This weekend, the American Civil War Museum opens in Richmond for the first time. The institution is six years in the making, the result of a merger between the American Civil War Center and the Museum of the Confederacy. It’s a timely look at history that’s loomed large in recent years.
The museum’s groundbreaking took place just days after white supremacists rallied in Charlottesville to a statue of Robert E. Lee. Now the opening comes on the heels of the blackface scandal surrounding Virginia’s Governor and an ensuing conversation about racism.
Museum CEO Christy Coleman says it’s past time for Americans to set aside myths about the Civil War and its aftermath and instead confront the realities.
“You know I’ve said this more times than enough now. We’ll never get right with each other if we don’t get the history right,” Coleman says.
The new American Civil War Museum aims to do just that. It’s unprecedented in its attempt to tell the entire story of the war -- not just from the Northern and Southern perspectives, but through the eyes of women, immigrants, natives, and enslaved and free African-Americans.

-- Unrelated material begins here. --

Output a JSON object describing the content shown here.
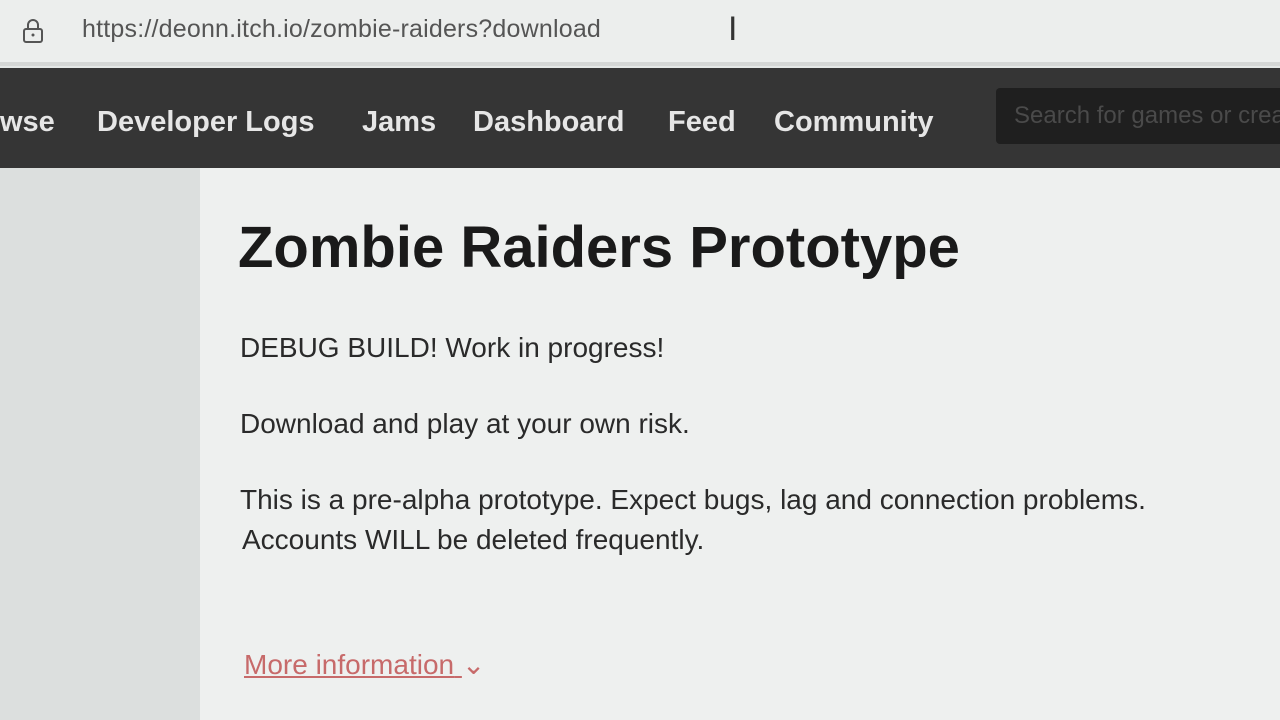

The permanent exhibit features Civil War-era photographs, blown up to life size and color tinted. There’s a sense of immediacy and presence to the stories told. Old letters are read aloud, looping narratives under dim lights.
“The old master didn’t tell no one they was freed,” reads one voice. “The Yankees went there and turned us loose, they turned us out just like cattle.”

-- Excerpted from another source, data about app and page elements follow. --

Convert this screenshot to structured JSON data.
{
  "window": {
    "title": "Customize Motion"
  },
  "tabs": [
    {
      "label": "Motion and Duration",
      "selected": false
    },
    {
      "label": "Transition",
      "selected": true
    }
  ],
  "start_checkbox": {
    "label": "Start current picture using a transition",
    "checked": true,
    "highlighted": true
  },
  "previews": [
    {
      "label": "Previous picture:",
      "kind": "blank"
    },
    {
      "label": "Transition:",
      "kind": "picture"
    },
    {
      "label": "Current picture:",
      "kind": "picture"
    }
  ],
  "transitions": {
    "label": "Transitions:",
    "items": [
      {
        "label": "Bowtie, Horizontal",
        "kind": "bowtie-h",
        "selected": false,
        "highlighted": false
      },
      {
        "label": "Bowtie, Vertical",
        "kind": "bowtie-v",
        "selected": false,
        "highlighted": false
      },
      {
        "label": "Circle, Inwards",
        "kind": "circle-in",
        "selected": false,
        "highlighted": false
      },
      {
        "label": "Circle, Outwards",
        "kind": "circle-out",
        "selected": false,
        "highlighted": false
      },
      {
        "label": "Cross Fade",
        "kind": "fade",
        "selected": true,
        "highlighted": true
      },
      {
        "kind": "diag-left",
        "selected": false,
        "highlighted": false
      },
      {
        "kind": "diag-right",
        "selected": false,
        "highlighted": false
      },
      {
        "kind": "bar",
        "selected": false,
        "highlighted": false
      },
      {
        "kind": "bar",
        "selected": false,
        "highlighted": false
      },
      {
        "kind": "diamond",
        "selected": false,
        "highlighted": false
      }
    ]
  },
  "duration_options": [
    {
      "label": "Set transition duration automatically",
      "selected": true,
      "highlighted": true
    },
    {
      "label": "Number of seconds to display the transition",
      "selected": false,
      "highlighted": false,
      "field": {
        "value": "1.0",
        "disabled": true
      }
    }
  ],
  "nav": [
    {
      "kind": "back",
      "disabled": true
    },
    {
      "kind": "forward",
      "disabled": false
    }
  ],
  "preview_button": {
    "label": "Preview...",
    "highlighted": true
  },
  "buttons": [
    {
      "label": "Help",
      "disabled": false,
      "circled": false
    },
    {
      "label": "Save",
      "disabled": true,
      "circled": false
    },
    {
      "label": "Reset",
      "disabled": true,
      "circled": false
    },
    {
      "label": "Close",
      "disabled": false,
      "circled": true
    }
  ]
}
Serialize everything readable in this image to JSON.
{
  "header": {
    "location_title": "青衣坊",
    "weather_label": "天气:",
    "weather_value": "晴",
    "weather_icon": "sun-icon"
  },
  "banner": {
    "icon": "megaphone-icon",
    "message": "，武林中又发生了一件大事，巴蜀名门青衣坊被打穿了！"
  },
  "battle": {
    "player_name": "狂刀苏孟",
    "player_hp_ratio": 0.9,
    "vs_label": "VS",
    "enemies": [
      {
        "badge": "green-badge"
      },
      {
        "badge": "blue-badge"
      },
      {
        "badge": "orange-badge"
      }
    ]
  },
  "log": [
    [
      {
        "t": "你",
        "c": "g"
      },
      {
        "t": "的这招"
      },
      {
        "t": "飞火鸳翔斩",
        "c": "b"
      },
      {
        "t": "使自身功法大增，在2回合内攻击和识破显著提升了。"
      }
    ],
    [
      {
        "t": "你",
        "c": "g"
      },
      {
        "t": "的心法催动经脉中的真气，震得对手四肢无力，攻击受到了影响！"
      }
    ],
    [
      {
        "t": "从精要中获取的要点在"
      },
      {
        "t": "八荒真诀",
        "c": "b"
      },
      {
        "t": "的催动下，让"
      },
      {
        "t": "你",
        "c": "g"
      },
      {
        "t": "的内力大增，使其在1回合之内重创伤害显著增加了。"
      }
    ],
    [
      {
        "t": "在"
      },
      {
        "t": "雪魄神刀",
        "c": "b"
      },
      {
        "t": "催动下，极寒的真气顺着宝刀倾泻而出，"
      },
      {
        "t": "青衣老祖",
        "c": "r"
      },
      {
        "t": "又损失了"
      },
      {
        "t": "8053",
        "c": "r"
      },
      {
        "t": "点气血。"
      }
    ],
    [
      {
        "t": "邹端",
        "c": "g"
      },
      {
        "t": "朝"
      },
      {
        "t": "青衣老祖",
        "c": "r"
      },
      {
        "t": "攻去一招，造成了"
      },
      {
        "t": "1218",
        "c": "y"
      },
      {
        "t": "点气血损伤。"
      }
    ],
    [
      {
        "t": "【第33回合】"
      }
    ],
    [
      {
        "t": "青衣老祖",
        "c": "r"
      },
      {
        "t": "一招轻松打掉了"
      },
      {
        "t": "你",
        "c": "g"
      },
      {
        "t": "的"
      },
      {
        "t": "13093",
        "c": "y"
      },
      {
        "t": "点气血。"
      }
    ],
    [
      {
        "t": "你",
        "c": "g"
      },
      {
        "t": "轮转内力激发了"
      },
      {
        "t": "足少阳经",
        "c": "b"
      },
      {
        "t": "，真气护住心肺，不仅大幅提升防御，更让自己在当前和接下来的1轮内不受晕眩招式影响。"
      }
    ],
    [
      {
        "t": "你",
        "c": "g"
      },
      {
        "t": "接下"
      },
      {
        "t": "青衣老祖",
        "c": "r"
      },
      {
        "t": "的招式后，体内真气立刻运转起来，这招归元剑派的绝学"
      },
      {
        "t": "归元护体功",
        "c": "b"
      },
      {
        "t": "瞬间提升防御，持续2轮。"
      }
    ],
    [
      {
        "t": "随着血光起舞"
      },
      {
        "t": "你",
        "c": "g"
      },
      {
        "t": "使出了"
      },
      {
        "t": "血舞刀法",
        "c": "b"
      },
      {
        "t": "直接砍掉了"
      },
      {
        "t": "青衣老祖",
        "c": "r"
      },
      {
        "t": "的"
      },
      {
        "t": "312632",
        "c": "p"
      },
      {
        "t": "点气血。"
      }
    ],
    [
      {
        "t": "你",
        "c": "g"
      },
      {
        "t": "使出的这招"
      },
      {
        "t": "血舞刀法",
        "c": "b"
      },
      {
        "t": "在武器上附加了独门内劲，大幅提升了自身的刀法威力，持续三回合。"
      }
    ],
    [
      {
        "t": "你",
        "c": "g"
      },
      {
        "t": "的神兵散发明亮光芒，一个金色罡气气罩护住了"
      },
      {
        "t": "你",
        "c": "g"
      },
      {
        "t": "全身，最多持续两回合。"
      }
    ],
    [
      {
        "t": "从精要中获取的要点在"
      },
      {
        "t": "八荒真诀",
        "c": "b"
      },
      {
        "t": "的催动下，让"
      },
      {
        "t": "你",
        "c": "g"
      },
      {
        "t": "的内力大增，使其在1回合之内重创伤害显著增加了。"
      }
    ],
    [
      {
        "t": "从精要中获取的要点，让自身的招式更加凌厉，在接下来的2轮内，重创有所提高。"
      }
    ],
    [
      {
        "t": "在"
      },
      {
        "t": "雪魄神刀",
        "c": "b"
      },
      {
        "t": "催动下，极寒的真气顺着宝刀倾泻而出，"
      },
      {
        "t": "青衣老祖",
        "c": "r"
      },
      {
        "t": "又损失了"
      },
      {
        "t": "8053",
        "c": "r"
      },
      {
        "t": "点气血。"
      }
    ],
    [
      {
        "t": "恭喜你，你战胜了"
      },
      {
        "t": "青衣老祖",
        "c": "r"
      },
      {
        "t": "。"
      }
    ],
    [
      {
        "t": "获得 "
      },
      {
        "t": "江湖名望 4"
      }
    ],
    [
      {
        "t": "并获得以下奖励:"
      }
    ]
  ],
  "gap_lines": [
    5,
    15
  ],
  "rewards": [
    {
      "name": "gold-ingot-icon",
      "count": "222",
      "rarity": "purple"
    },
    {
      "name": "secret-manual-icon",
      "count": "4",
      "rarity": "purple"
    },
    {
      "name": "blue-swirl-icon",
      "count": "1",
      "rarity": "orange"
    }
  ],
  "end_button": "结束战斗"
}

It’s all in a context made possible by integrating the former Museum of the Confederacy’s extensive collection with the latest scholarship and research.

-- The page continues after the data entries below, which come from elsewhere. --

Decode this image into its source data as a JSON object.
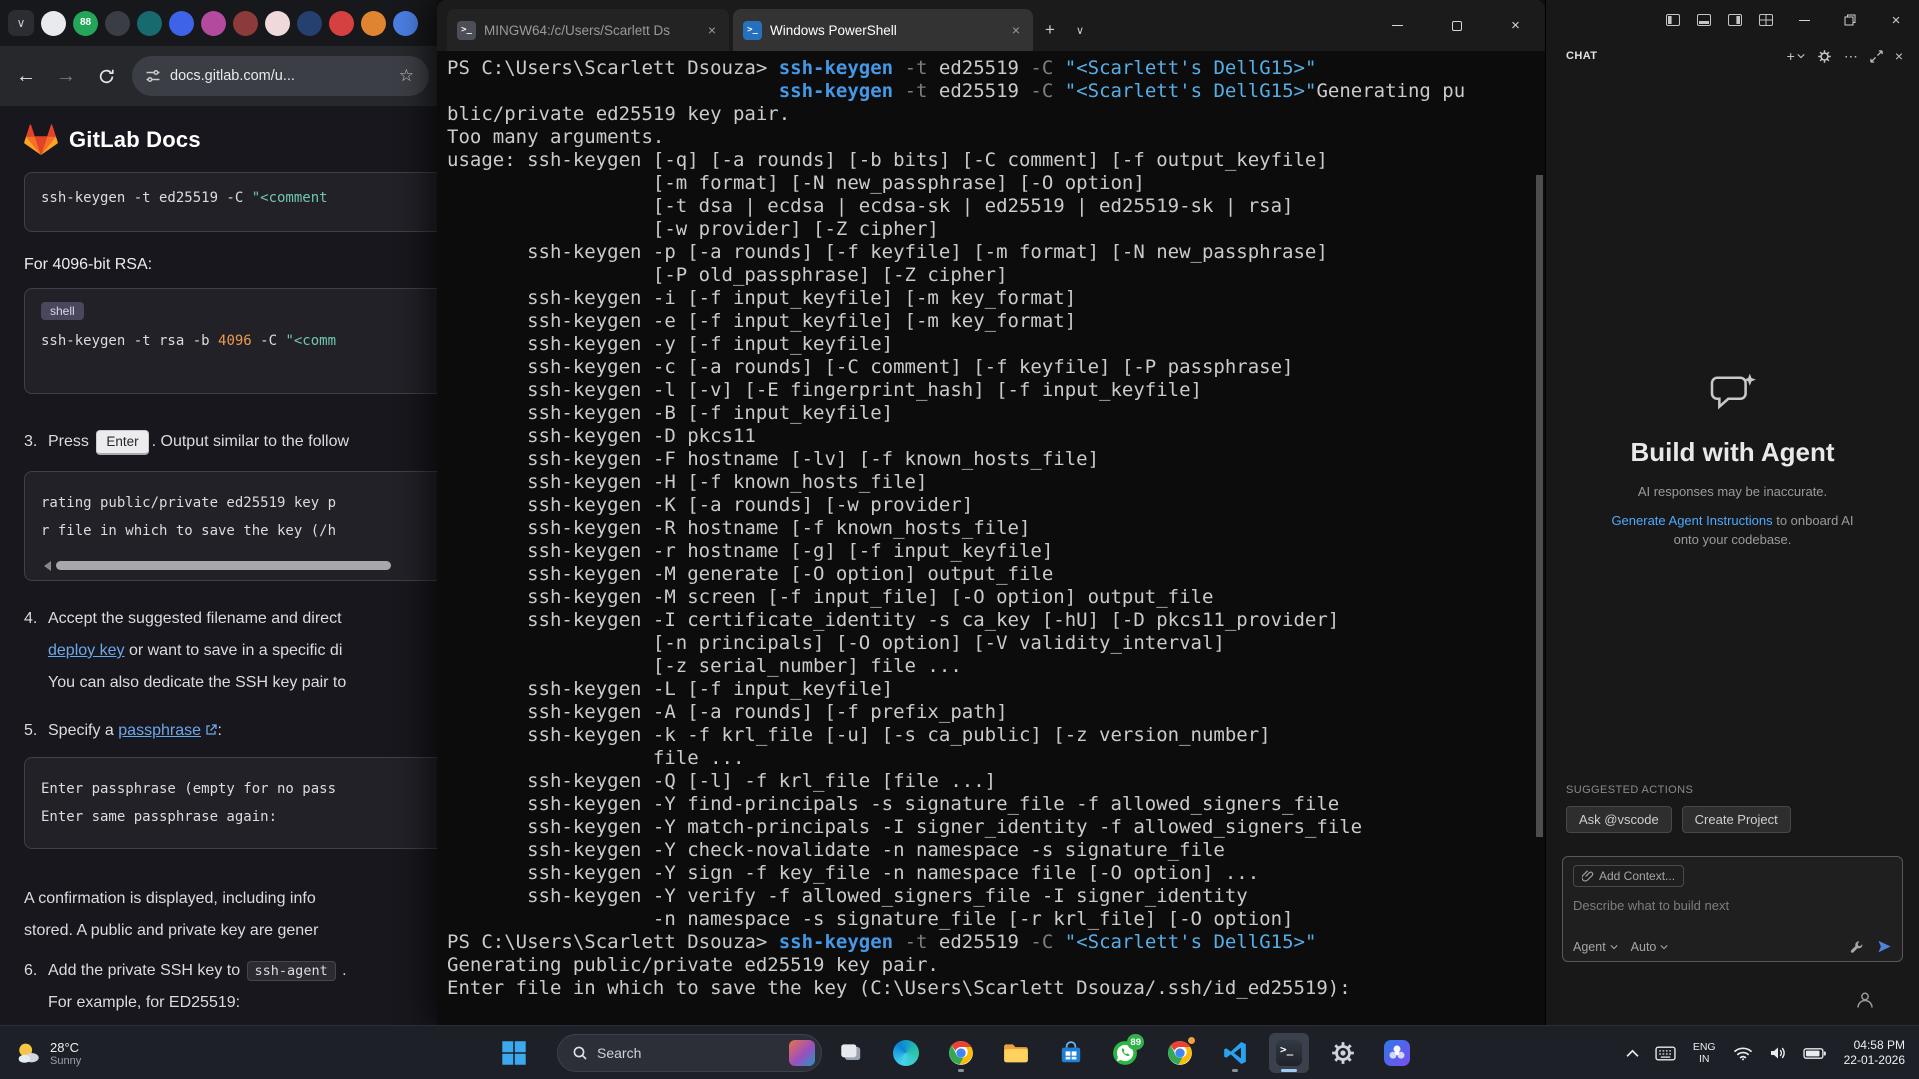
{
  "colors": {
    "gitlab_orange": "#fc6d26",
    "link_blue": "#6ca8ea",
    "terminal_cmd": "#4598e6",
    "terminal_string": "#57aee6",
    "vscode_link": "#4daafc",
    "taskbar_badge_green": "#31b14c"
  },
  "browser": {
    "address": "docs.gitlab.com/u...",
    "favicons": [
      {
        "bg": "#e9eaee"
      },
      {
        "bg": "#23a55a",
        "label": "88"
      },
      {
        "bg": "#3a3d44"
      },
      {
        "bg": "#176a6e"
      },
      {
        "bg": "#3e62e8"
      },
      {
        "bg": "#b34a9e"
      },
      {
        "bg": "#8c3a3a"
      },
      {
        "bg": "#efd9da"
      },
      {
        "bg": "#253f6e"
      },
      {
        "bg": "#d64040"
      },
      {
        "bg": "#e0852f"
      },
      {
        "bg": "#4a7de0"
      }
    ],
    "page": {
      "title": "GitLab Docs",
      "code_top_a": "ssh-keygen -t ed25519 -C ",
      "code_top_str": "\"<comment",
      "rsa_heading": "For 4096-bit RSA:",
      "shell_badge": "shell",
      "rsa_code_a": "ssh-keygen -t rsa -b ",
      "rsa_code_num": "4096",
      "rsa_code_b": " -C ",
      "rsa_code_str": "\"<comm",
      "step3_num": "3.",
      "step3_a": "Press ",
      "step3_kbd": "Enter",
      "step3_b": ". Output similar to the follow",
      "out_line1": "rating public/private ed25519 key p",
      "out_line2": "r file in which to save the key (/h",
      "step4_num": "4.",
      "step4_l1": "Accept the suggested filename and direct",
      "step4_link": "deploy key",
      "step4_l2": " or want to save in a specific di",
      "step4_l3": "You can also dedicate the SSH key pair to",
      "step5_num": "5.",
      "step5_a": "Specify a ",
      "step5_link": "passphrase",
      "step5_b": ":",
      "pass_line1": "Enter passphrase (empty for no pass",
      "pass_line2": "Enter same passphrase again:",
      "para_l1": "A confirmation is displayed, including info",
      "para_l2": "stored. A public and private key are gener",
      "step6_num": "6.",
      "step6_a": "Add the private SSH key to ",
      "step6_code": "ssh-agent",
      "step6_b": " .",
      "step6_l2": "For example, for ED25519:"
    }
  },
  "terminal": {
    "tab1": "MINGW64:/c/Users/Scarlett Ds",
    "tab2": "Windows PowerShell",
    "lines": [
      [
        {
          "t": "PS C:\\Users\\Scarlett Dsouza> "
        },
        {
          "t": "ssh-keygen",
          "c": "cmd"
        },
        {
          "t": " "
        },
        {
          "t": "-t",
          "c": "param"
        },
        {
          "t": " ed25519 "
        },
        {
          "t": "-C",
          "c": "param"
        },
        {
          "t": " "
        },
        {
          "t": "\"<Scarlett's DellG15>\"",
          "c": "str"
        }
      ],
      [
        {
          "t": "                             "
        },
        {
          "t": "ssh-keygen",
          "c": "cmd"
        },
        {
          "t": " "
        },
        {
          "t": "-t",
          "c": "param"
        },
        {
          "t": " ed25519 "
        },
        {
          "t": "-C",
          "c": "param"
        },
        {
          "t": " "
        },
        {
          "t": "\"<Scarlett's DellG15>\"",
          "c": "str"
        },
        {
          "t": "Generating pu"
        }
      ],
      "blic/private ed25519 key pair.",
      "Too many arguments.",
      "usage: ssh-keygen [-q] [-a rounds] [-b bits] [-C comment] [-f output_keyfile]",
      "                  [-m format] [-N new_passphrase] [-O option]",
      "                  [-t dsa | ecdsa | ecdsa-sk | ed25519 | ed25519-sk | rsa]",
      "                  [-w provider] [-Z cipher]",
      "       ssh-keygen -p [-a rounds] [-f keyfile] [-m format] [-N new_passphrase]",
      "                  [-P old_passphrase] [-Z cipher]",
      "       ssh-keygen -i [-f input_keyfile] [-m key_format]",
      "       ssh-keygen -e [-f input_keyfile] [-m key_format]",
      "       ssh-keygen -y [-f input_keyfile]",
      "       ssh-keygen -c [-a rounds] [-C comment] [-f keyfile] [-P passphrase]",
      "       ssh-keygen -l [-v] [-E fingerprint_hash] [-f input_keyfile]",
      "       ssh-keygen -B [-f input_keyfile]",
      "       ssh-keygen -D pkcs11",
      "       ssh-keygen -F hostname [-lv] [-f known_hosts_file]",
      "       ssh-keygen -H [-f known_hosts_file]",
      "       ssh-keygen -K [-a rounds] [-w provider]",
      "       ssh-keygen -R hostname [-f known_hosts_file]",
      "       ssh-keygen -r hostname [-g] [-f input_keyfile]",
      "       ssh-keygen -M generate [-O option] output_file",
      "       ssh-keygen -M screen [-f input_file] [-O option] output_file",
      "       ssh-keygen -I certificate_identity -s ca_key [-hU] [-D pkcs11_provider]",
      "                  [-n principals] [-O option] [-V validity_interval]",
      "                  [-z serial_number] file ...",
      "       ssh-keygen -L [-f input_keyfile]",
      "       ssh-keygen -A [-a rounds] [-f prefix_path]",
      "       ssh-keygen -k -f krl_file [-u] [-s ca_public] [-z version_number]",
      "                  file ...",
      "       ssh-keygen -Q [-l] -f krl_file [file ...]",
      "       ssh-keygen -Y find-principals -s signature_file -f allowed_signers_file",
      "       ssh-keygen -Y match-principals -I signer_identity -f allowed_signers_file",
      "       ssh-keygen -Y check-novalidate -n namespace -s signature_file",
      "       ssh-keygen -Y sign -f key_file -n namespace file [-O option] ...",
      "       ssh-keygen -Y verify -f allowed_signers_file -I signer_identity",
      "                  -n namespace -s signature_file [-r krl_file] [-O option]",
      [
        {
          "t": "PS C:\\Users\\Scarlett Dsouza> "
        },
        {
          "t": "ssh-keygen",
          "c": "cmd"
        },
        {
          "t": " "
        },
        {
          "t": "-t",
          "c": "param"
        },
        {
          "t": " ed25519 "
        },
        {
          "t": "-C",
          "c": "param"
        },
        {
          "t": " "
        },
        {
          "t": "\"<Scarlett's DellG15>\"",
          "c": "str"
        }
      ],
      "Generating public/private ed25519 key pair.",
      "Enter file in which to save the key (C:\\Users\\Scarlett Dsouza/.ssh/id_ed25519):"
    ]
  },
  "vscode": {
    "chat_title": "CHAT",
    "hero_title": "Build with Agent",
    "hero_sub": "AI responses may be inaccurate.",
    "inst_link": "Generate Agent Instructions",
    "inst_rest": " to onboard AI",
    "inst_rest2": "onto your codebase.",
    "suggested_label": "SUGGESTED ACTIONS",
    "action1": "Ask @vscode",
    "action2": "Create Project",
    "add_context": "Add Context...",
    "input_placeholder": "Describe what to build next",
    "agent_select": "Agent",
    "model_select": "Auto"
  },
  "taskbar": {
    "weather_temp": "28°C",
    "weather_desc": "Sunny",
    "search_placeholder": "Search",
    "whatsapp_badge": "89",
    "lang1": "ENG",
    "lang2": "IN",
    "time": "04:58 PM",
    "date": "22-01-2026"
  }
}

On a recent tour for reporters, curator Cathy Wright steps into the final exhibition space. A portrait that once hung in the Museum of the Confederacy takes up an entire wall. It pictures Confederate Generals Robert E. Lee and Stonewall Jackson.
But in this new space it’s directly opposed by an enlarged and colored photograph of eight men in suits. African-American lawmakers elected in Virginia during Reconstruction, when more than 140,000 black men registered to vote in Virginia.
“This group of men are legislators who were in the Virginia House of Representatives in the 1870’s,” explains Wright.
The building itself is a juxtaposition. A $25 million masterpiece of glass set against the crumbling brick of Tredegar Iron Works, the foundry that made cannons for both the Confederate States of America and the United States.
And all of it overlooks the James River, once a thoroughfare for human cargo. At the outbreak of the war, Richmond was home to the second largest slave market in the U.S. This museum doesn’t mince that history. Even before the first exhibit, curators make clear this conflict was about the institution of slavery.
“We’re not going to sit here and go down this road of debate about state’s rights and westward expansion or any of these other things,” says Wright. “It’s slavery. Full stop.”
That directness might challenge some people’s notions of the Civil War. But that’s the point, says CEO Christy Coleman.
“This idea that we can’t re-examine or give the fullness of the story of our past is problematic. It’s extremely problematic,” Coleman says.
Coleman is an historian who served on Richmond’s Monument Avenue Commission. That group advised the city to add context to the Confederate monuments that still stand in the state’s capitol. Richmond still hasn’t acted on that suggestion.
Coleman hopes that by learning our nation’s history in all its complexity and humanity, we’ll be better prepared to confront today’s challenges.
“I think we stand a better chance of acknowledging that we still have a lot of work to do,” Coleman says. “It’s not hopeless but it’s possible.”
The American Civil War Museum’s grand opening is Saturday May 4th.